### EXERCISE
Going through the entries below, copy out each line that contains "widget".

### DATASET RECORDS

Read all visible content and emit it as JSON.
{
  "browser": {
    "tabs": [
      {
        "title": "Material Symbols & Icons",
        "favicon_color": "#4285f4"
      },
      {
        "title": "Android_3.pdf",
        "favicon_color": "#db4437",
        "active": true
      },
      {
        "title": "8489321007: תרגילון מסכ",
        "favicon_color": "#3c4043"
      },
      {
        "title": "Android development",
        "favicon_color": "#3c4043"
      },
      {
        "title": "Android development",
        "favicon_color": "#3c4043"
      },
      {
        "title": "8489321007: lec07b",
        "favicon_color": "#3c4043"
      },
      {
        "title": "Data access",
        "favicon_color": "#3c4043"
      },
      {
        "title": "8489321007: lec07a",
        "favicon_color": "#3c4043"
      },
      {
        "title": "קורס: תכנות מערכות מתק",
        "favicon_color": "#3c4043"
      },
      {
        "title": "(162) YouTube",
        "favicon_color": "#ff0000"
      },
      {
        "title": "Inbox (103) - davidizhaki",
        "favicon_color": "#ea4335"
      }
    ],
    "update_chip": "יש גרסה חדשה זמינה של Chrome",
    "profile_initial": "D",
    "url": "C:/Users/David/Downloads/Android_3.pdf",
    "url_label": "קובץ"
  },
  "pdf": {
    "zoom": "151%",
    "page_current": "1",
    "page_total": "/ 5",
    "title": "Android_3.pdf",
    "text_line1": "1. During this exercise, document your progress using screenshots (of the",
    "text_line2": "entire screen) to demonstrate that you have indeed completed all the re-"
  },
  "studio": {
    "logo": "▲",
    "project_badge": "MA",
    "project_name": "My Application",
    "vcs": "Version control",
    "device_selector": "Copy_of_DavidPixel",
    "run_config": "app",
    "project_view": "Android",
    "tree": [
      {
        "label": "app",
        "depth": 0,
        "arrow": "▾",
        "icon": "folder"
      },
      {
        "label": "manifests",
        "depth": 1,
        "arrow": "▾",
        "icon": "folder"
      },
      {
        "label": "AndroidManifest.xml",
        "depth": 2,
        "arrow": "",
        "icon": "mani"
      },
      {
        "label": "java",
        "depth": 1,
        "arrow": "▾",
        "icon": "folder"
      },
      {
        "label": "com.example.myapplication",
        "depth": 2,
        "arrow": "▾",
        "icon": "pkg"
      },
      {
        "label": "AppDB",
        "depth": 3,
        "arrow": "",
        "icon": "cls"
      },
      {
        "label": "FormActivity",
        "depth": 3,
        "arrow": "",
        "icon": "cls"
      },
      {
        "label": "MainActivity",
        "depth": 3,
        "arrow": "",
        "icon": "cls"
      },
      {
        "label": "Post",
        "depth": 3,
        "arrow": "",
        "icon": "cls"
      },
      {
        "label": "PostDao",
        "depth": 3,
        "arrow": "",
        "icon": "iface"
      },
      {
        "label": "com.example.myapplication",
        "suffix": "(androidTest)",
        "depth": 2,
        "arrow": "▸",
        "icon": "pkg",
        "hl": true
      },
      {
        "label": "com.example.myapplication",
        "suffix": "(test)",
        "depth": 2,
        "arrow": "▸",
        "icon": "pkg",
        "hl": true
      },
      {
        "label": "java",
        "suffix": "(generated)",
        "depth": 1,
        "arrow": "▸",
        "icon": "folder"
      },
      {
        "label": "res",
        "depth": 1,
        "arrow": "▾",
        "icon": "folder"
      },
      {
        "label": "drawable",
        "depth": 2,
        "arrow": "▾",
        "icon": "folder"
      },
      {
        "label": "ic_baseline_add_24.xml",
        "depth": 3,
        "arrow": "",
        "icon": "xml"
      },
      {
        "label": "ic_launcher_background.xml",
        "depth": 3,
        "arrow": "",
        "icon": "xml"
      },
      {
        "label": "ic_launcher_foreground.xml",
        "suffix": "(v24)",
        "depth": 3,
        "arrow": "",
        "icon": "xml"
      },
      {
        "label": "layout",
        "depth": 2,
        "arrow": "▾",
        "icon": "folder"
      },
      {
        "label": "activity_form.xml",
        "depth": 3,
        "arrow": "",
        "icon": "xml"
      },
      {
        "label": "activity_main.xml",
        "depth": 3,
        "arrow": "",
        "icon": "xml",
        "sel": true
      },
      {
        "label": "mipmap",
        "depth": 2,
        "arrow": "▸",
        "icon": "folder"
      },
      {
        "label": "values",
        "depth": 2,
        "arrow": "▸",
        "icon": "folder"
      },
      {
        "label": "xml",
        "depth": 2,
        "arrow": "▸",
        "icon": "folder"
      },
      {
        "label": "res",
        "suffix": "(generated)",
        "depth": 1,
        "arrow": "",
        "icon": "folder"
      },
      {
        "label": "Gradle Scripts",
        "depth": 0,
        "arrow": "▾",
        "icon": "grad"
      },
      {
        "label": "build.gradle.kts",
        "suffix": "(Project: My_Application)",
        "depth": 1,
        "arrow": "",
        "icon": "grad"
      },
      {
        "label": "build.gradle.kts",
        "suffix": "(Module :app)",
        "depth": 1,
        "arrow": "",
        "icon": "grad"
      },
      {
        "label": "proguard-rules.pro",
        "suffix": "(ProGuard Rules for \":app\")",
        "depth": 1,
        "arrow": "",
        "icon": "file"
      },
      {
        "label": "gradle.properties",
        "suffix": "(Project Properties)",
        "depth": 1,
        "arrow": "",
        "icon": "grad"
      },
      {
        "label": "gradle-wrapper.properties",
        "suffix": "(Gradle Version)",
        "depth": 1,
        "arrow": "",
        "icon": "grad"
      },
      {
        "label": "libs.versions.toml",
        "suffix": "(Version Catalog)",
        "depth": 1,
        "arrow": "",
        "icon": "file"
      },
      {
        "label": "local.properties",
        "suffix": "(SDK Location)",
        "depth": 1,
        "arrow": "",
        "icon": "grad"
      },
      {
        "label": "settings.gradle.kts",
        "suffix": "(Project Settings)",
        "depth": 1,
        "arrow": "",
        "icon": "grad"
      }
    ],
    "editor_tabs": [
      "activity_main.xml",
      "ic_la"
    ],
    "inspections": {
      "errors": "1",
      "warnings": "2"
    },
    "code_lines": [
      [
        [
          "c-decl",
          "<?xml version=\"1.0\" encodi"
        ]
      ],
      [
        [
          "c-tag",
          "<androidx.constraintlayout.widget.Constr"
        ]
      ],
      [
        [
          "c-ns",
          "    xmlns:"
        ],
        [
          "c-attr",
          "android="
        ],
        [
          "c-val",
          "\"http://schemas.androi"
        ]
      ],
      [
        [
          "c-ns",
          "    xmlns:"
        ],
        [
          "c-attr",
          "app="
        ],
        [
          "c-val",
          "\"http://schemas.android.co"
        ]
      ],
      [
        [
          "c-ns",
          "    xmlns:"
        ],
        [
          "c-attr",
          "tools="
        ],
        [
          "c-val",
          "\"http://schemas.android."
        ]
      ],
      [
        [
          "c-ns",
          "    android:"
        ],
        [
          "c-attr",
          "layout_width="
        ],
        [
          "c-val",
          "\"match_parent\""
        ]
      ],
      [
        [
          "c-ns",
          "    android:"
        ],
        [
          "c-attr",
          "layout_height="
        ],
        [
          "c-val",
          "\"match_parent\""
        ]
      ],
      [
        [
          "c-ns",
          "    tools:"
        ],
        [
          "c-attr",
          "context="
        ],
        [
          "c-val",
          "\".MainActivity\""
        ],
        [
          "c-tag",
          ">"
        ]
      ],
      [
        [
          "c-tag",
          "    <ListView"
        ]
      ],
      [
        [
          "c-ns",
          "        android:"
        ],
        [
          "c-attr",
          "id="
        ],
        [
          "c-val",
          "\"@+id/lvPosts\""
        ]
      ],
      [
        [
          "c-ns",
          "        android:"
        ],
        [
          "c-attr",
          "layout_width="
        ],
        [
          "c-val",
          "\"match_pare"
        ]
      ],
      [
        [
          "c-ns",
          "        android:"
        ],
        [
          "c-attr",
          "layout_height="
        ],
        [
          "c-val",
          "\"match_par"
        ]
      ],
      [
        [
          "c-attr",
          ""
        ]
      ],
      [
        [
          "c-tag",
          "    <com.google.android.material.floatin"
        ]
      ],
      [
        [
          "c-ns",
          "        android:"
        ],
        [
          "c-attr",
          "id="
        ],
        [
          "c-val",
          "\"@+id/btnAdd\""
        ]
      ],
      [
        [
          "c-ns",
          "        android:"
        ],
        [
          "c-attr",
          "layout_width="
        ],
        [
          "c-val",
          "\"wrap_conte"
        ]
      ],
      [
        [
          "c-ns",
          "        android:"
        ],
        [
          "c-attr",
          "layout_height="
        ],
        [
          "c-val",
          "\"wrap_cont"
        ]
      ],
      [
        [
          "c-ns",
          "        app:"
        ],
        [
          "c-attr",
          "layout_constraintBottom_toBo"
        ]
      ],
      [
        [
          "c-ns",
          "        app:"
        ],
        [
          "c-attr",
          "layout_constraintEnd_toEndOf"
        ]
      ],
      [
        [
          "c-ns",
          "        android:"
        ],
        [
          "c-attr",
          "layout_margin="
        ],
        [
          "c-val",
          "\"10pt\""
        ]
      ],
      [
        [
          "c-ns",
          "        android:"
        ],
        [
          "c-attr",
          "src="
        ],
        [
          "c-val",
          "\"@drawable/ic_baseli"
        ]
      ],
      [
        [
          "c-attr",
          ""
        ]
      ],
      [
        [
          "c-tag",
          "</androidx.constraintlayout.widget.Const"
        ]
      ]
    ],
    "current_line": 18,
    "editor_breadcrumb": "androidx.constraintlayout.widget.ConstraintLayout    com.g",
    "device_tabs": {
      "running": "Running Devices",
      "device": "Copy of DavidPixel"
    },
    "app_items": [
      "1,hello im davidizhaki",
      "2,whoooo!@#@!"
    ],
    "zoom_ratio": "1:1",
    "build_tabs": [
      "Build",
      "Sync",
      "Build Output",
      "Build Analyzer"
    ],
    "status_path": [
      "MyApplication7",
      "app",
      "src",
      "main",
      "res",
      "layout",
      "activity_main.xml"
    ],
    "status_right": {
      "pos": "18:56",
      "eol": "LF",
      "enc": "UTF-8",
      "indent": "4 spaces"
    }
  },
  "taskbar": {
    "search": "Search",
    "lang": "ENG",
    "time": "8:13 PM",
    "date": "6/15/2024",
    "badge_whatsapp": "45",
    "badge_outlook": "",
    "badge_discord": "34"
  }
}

### EXERCISE OUTPUT
          "<androidx.constraintlayout.widget.Constr"
          "</androidx.constraintlayout.widget.Const"
    "editor_breadcrumb": "androidx.constraintlayout.widget.ConstraintLayout    com.g",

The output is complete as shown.